● **How to complete this task**
Scan the entries below. List each line with "кожного".

● **Dataset content**

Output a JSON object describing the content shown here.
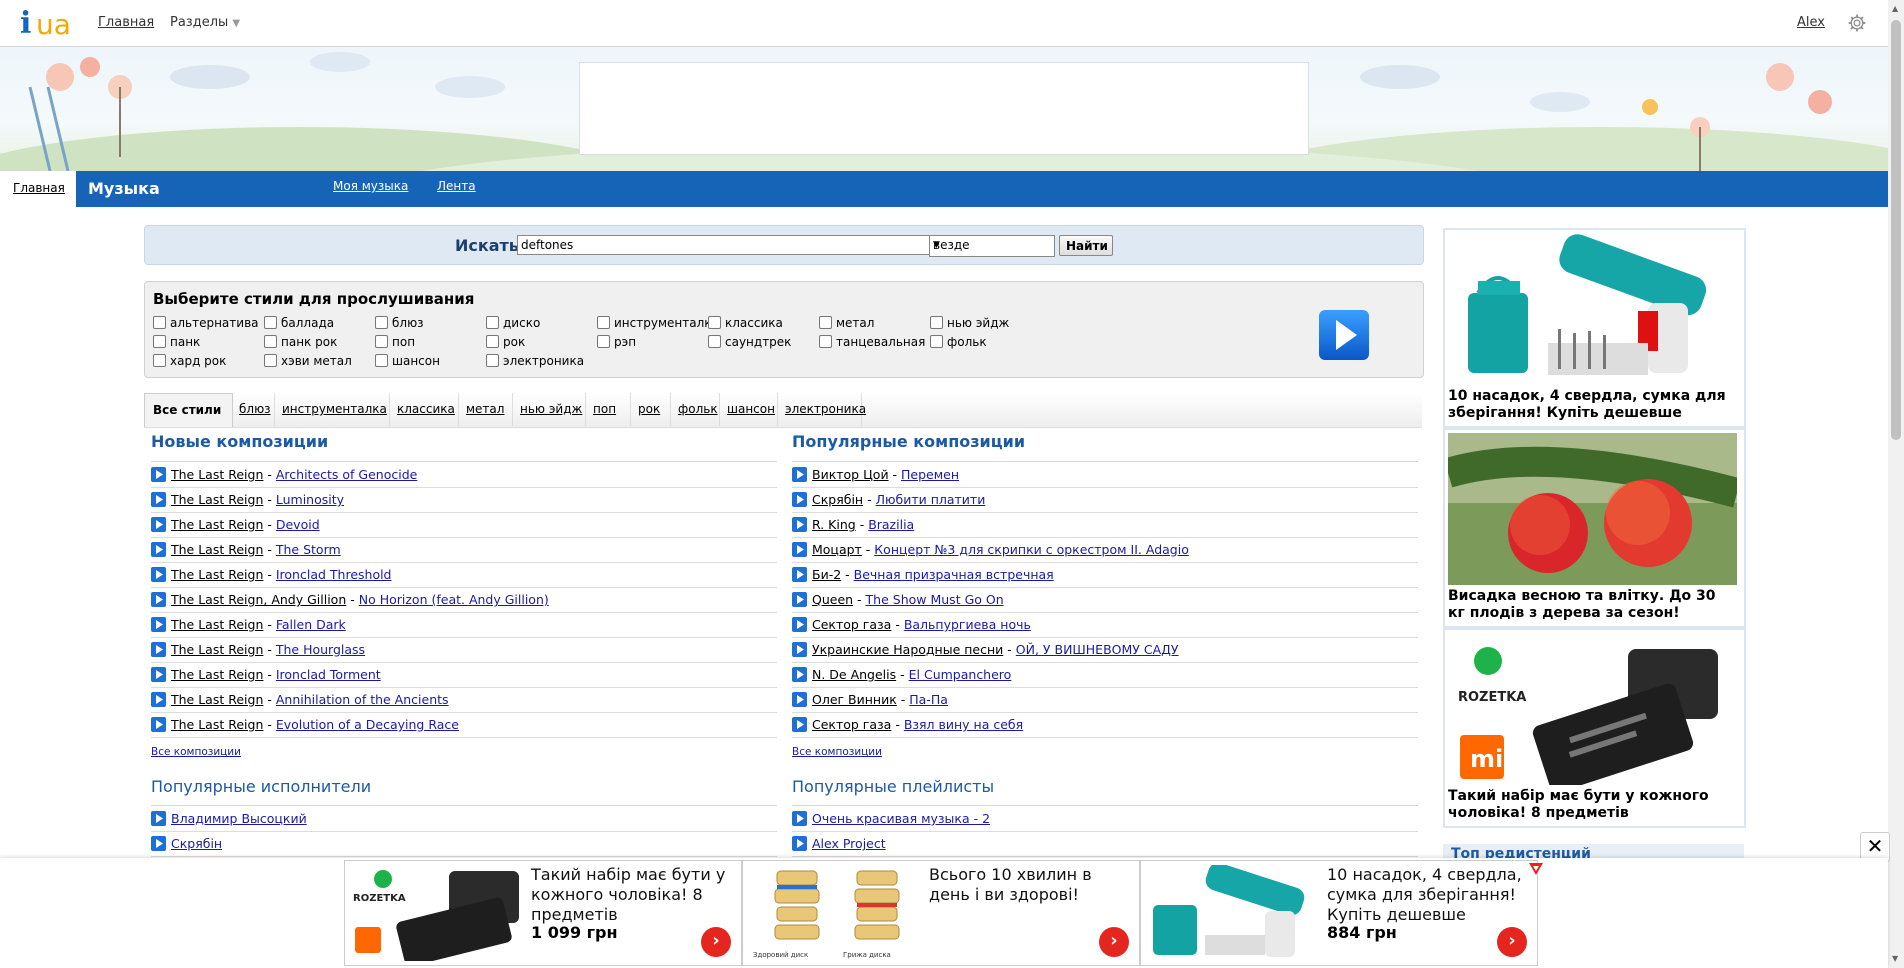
{
  "header": {
    "logo_i": "i",
    "logo_ua": "ua",
    "nav_home": "Главная",
    "nav_sections": "Разделы",
    "user_name": "Alex",
    "settings_icon": "gear-icon"
  },
  "section": {
    "title": "Музыка",
    "tabs": [
      {
        "label": "Главная",
        "active": true
      },
      {
        "label": "Моя музыка",
        "active": false
      },
      {
        "label": "Лента",
        "active": false
      }
    ]
  },
  "search": {
    "label": "Искать",
    "value": "deftones",
    "scope": "везде",
    "button": "Найти"
  },
  "styles_panel": {
    "title": "Выберите стили для прослушивания",
    "styles": [
      "альтернатива",
      "баллада",
      "блюз",
      "диско",
      "инструменталка",
      "классика",
      "метал",
      "нью эйдж",
      "панк",
      "панк рок",
      "поп",
      "рок",
      "рэп",
      "саундтрек",
      "танцевальная",
      "фольк",
      "хард рок",
      "хэви метал",
      "шансон",
      "электроника"
    ],
    "play_icon": "play-icon"
  },
  "filter_tabs": [
    {
      "label": "Все стили",
      "active": true
    },
    {
      "label": "блюз"
    },
    {
      "label": "инструменталка"
    },
    {
      "label": "классика"
    },
    {
      "label": "метал"
    },
    {
      "label": "нью эйдж"
    },
    {
      "label": "поп"
    },
    {
      "label": "рок"
    },
    {
      "label": "фольк"
    },
    {
      "label": "шансон"
    },
    {
      "label": "электроника"
    }
  ],
  "new_tracks": {
    "title": "Новые композиции",
    "items": [
      {
        "artist": "The Last Reign",
        "song": "Architects of Genocide"
      },
      {
        "artist": "The Last Reign",
        "song": "Luminosity"
      },
      {
        "artist": "The Last Reign",
        "song": "Devoid"
      },
      {
        "artist": "The Last Reign",
        "song": "The Storm"
      },
      {
        "artist": "The Last Reign",
        "song": "Ironclad Threshold"
      },
      {
        "artist": "The Last Reign, Andy Gillion",
        "song": "No Horizon (feat. Andy Gillion)"
      },
      {
        "artist": "The Last Reign",
        "song": "Fallen Dark"
      },
      {
        "artist": "The Last Reign",
        "song": "The Hourglass"
      },
      {
        "artist": "The Last Reign",
        "song": "Ironclad Torment"
      },
      {
        "artist": "The Last Reign",
        "song": "Annihilation of the Ancients"
      },
      {
        "artist": "The Last Reign",
        "song": "Evolution of a Decaying Race"
      }
    ],
    "more": "Все композиции"
  },
  "popular_tracks": {
    "title": "Популярные композиции",
    "items": [
      {
        "artist": "Виктор Цой",
        "song": "Перемен"
      },
      {
        "artist": "Скрябін",
        "song": "Любити платити"
      },
      {
        "artist": "R. King",
        "song": "Brazilia"
      },
      {
        "artist": "Моцарт",
        "song": "Концерт №3 для скрипки с оркестром II. Adagio"
      },
      {
        "artist": "Би-2",
        "song": "Вечная призрачная встречная"
      },
      {
        "artist": "Queen",
        "song": "The Show Must Go On"
      },
      {
        "artist": "Сектор газа",
        "song": "Вальпургиева ночь"
      },
      {
        "artist": "Украинские Народные песни",
        "song": "ОЙ, У ВИШНЕВОМУ САДУ"
      },
      {
        "artist": "N. De Angelis",
        "song": "El Cumpanchero"
      },
      {
        "artist": "Олег Винник",
        "song": "Па-Па"
      },
      {
        "artist": "Сектор газа",
        "song": "Взял вину на себя"
      }
    ],
    "more": "Все композиции"
  },
  "popular_artists": {
    "title": "Популярные исполнители",
    "items": [
      "Владимир Высоцкий",
      "Скрябін"
    ]
  },
  "popular_playlists": {
    "title": "Популярные плейлисты",
    "items": [
      "Очень красивая музыка - 2",
      "Alex Project"
    ]
  },
  "right_ads": [
    {
      "caption": "10 насадок, 4 свердла, сумка для зберігання! Купіть дешевше",
      "icon": "screwdriver-kit-image"
    },
    {
      "caption": "Висадка весною та влітку. До 30 кг плодів з дерева за сезон!",
      "icon": "strawberry-tree-image"
    },
    {
      "caption": "Такий набір має бути у кожного чоловіка! 8 предметів",
      "icon": "tool-case-image"
    }
  ],
  "right_ads_brand": "ROZETKA",
  "right_ads_mi": "mi",
  "top_registered": "Топ редистенций",
  "bottom_ads": [
    {
      "text": "Такий набір має бути у кожного чоловіка! 8 предметів",
      "price": "1 099 грн",
      "brand": "ROZETKA"
    },
    {
      "text": "Всього 10 хвилин в день і ви здорові!",
      "price": "",
      "cap1": "Здоровий диск",
      "cap2": "Грижа диска"
    },
    {
      "text": "10 насадок, 4 свердла, сумка для зберігання! Купіть дешевше",
      "price": "884 грн"
    }
  ],
  "colors": {
    "blue_bar": "#1664b8",
    "link": "#1a1aa6",
    "heading": "#1c5aa6"
  }
}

● **Exercise result**
      "caption": "Такий набір має бути у кожного чоловіка! 8 предметів",
      "text": "Такий набір має бути у кожного чоловіка! 8 предметів",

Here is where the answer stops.